Hello and welcome to our in-depth exploration of veterans with mesothelioma. It is an unfortunate reality that many veterans have been exposed to the dangerous mineral asbestos during their time of service, and as a result may have developed mesothelioma, a rare and aggressive form of cancer.
What is mesothelioma?
Mesothelioma is a type of cancer that affects the lining of the lungs, abdomen, heart, or testicles. It is caused by exposure to asbestos, a mineral once commonly used in construction, shipbuilding, and other industries. When asbestos fibers are inhaled or ingested, they can become lodged in the body’s tissues and eventually cause cancer.
There are several types of mesothelioma, including:
|Pleural||Affects the lining of the lungs|
|Peritoneal||Affects the lining of the abdomen|
|Pericardial||Affects the lining of the heart|
|Testicular||Affects the lining of the testicles|
Regardless of the type, mesothelioma is a serious and often fatal disease. If you or a loved one has been diagnosed with mesothelioma, it is important to seek medical treatment and explore your legal options.
Why are veterans at risk for mesothelioma?
Asbestos was once widely used in military applications, particularly in Navy ships and shipyards. As a result, many veterans were exposed to asbestos during their time of service.
In fact, it is estimated that up to one third of all mesothelioma cases are veterans who were exposed to asbestos during their military service.

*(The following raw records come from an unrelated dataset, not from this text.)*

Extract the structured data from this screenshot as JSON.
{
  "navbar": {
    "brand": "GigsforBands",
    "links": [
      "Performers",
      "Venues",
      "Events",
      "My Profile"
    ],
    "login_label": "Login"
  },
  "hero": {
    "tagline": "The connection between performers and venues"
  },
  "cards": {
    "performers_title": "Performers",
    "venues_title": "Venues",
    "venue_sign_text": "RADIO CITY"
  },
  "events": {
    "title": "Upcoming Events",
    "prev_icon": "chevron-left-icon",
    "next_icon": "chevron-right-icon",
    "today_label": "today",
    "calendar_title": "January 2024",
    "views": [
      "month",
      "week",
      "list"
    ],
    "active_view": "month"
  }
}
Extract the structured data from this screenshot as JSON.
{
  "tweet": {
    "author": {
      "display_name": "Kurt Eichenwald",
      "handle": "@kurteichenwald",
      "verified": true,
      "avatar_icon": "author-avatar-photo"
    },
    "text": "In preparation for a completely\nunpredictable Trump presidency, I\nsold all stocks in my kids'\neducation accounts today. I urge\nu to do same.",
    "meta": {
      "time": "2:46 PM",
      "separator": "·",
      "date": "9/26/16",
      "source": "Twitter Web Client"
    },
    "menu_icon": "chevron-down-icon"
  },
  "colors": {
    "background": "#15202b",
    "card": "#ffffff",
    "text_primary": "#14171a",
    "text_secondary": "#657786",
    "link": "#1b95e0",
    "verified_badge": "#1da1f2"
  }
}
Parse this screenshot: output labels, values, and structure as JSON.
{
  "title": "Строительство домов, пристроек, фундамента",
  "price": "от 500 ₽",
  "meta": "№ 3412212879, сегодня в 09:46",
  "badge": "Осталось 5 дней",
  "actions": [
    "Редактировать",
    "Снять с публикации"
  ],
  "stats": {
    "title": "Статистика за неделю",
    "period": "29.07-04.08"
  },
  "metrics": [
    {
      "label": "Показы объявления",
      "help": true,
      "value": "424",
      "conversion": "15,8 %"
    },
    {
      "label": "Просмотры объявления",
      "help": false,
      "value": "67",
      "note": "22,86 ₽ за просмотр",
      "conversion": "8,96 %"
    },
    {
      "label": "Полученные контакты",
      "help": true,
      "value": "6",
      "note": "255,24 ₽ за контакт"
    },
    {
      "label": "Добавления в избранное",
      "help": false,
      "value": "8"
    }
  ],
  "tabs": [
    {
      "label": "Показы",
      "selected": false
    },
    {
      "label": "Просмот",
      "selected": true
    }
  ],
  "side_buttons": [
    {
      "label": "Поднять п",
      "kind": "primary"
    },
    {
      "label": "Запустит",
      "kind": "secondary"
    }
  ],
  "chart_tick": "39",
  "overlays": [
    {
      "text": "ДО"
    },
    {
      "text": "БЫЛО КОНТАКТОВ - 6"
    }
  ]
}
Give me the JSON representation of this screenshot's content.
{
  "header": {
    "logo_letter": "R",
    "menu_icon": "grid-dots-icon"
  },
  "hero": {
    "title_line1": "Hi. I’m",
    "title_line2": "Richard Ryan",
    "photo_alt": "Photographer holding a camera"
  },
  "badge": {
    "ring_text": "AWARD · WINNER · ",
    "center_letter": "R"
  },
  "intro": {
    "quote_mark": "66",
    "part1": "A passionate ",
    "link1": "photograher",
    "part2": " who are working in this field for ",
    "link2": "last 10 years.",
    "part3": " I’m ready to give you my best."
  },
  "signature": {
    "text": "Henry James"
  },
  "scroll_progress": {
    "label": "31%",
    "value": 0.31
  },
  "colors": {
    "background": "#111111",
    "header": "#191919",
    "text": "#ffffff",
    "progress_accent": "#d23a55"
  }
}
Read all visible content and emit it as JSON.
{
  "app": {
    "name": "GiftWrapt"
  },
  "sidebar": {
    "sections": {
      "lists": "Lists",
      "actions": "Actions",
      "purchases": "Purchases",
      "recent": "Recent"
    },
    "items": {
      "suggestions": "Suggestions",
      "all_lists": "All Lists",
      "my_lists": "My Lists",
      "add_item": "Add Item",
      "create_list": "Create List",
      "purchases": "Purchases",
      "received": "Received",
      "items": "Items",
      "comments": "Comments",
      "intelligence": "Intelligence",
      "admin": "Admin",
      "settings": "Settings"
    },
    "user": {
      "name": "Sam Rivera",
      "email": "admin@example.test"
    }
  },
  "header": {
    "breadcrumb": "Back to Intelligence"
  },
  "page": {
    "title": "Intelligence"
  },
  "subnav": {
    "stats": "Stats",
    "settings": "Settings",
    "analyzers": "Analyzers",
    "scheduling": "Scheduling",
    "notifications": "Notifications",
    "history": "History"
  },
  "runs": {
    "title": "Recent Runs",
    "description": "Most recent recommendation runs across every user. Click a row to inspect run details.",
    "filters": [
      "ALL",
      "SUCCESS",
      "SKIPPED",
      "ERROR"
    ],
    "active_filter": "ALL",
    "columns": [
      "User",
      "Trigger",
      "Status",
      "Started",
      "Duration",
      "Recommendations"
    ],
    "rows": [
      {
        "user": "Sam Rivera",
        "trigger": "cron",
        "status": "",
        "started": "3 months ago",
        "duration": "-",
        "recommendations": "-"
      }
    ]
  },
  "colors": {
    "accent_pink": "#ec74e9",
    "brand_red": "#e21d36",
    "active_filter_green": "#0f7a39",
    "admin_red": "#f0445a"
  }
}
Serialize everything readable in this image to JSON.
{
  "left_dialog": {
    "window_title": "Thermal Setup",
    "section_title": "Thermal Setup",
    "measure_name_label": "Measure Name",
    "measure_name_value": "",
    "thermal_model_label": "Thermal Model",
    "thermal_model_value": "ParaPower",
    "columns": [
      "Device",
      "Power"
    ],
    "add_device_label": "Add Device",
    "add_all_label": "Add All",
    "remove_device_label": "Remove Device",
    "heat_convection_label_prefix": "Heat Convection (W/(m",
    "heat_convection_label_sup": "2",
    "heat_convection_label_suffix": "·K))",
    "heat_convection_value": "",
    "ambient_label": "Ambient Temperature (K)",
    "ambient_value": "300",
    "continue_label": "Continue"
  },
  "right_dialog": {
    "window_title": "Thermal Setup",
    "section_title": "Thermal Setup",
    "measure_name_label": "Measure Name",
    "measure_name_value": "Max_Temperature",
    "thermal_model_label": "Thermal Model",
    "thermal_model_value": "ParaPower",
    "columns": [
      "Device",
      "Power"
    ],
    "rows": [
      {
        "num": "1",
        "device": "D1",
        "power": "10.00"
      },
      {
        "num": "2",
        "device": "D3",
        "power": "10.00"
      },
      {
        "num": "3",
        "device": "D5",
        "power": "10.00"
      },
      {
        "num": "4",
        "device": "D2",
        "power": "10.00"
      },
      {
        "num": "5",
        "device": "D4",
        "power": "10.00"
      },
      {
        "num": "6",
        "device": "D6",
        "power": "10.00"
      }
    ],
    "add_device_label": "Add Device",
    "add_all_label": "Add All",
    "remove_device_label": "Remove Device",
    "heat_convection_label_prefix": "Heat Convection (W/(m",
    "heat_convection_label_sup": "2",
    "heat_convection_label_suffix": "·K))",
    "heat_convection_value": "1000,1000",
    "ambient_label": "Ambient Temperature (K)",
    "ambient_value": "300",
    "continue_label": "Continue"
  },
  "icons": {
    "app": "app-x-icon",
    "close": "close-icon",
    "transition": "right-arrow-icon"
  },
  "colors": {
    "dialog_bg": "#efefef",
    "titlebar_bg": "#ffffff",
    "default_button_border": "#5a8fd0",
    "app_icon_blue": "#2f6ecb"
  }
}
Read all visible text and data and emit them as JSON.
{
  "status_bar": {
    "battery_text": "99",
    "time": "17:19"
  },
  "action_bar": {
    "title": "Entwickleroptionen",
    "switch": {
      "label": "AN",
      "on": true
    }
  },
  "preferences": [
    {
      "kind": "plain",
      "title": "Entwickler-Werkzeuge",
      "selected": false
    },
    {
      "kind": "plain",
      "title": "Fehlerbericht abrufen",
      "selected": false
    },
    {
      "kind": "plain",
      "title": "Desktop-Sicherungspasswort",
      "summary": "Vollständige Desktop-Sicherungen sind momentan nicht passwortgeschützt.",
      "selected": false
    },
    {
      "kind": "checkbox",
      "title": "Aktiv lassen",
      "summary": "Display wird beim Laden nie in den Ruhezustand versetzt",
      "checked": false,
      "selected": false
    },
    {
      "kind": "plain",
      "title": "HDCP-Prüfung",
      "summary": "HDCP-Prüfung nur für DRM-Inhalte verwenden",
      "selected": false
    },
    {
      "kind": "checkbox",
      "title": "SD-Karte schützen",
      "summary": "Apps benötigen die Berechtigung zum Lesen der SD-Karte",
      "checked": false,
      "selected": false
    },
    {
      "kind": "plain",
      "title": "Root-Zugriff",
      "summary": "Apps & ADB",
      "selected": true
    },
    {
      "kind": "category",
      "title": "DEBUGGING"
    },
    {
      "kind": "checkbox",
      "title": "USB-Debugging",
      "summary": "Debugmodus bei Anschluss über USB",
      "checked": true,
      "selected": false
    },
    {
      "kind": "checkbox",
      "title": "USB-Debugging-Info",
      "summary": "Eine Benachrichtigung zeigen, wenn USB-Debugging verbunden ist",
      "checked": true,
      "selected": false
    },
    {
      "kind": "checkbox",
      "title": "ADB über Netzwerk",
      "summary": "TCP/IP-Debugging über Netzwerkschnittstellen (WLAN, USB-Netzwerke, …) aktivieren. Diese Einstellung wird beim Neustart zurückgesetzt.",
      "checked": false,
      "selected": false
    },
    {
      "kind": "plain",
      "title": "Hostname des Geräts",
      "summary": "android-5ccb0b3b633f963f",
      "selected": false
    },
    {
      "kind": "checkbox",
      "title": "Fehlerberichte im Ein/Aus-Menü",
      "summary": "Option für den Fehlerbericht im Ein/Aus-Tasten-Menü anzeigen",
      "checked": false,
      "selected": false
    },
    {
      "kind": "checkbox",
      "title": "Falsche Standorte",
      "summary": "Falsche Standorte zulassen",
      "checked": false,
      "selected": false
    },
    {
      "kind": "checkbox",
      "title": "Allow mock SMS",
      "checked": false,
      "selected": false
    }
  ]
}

The risk of mesothelioma is highest for veterans who served in the following branches and roles:
|Navy||Many Navy ships and shipyards were built with asbestos-containing materials|
|Shipyard workers||Workers who built and repaired Navy ships were often exposed to asbestos|
|Construction workers||Asbestos was commonly used in construction materials until the 1970s|
|Mechanics||Automotive parts such as brakes and clutches contained asbestos|
If you served in any of these roles or believe you were exposed to asbestos during your military service, it is important to speak with your doctor and consider seeking legal help.
What are the symptoms of mesothelioma?
The symptoms of mesothelioma can vary depending on the type and stage of the cancer. Common symptoms include:
- Chest pain or tightness
- Shortness of breath
- Coughing up blood
- Abdominal pain or swelling
- Nausea and vomiting
- Weight loss
If you are experiencing any of these symptoms, it is important to speak with your doctor as soon as possible.
How is mesothelioma diagnosed?
Diagnosing mesothelioma can be difficult, as the symptoms are often similar to other respiratory illnesses. Your doctor may order several tests to help make a diagnosis, including:
- Chest X-ray
- CT scan
- PET scan
If mesothelioma is suspected, your doctor may refer you to a specialist for further evaluation and treatment.
What are the treatment options for mesothelioma?
Treatment options for mesothelioma depend on the type and stage of the cancer, as well as your overall health and medical history. Common treatment options include:
- Radiation therapy
Your doctor will work with you to determine the best course of treatment based on your individual needs and preferences.
How can veterans with mesothelioma seek compensation?
If you or a loved one has been diagnosed with mesothelioma as a result of military service, you may be entitled to compensation. Veterans may be eligible for benefits through the Department of Veterans Affairs (VA), as well as legal compensation through a mesothelioma lawsuit.
To explore your legal options, it is important to speak with an experienced mesothelioma attorney. An attorney can help you understand your rights, file a claim, and seek the compensation you deserve.
Thank you for reading our guide to veterans with mesothelioma. It is our hope that this information has helped you better understand the risks of mesothelioma for veterans, as well as the options for seeking medical treatment and legal compensation.
If you or a loved one has been diagnosed with mesothelioma, please speak with a doctor and consider seeking legal help. With the right support and resources, you can take steps to protect your health and ensure your rights are protected.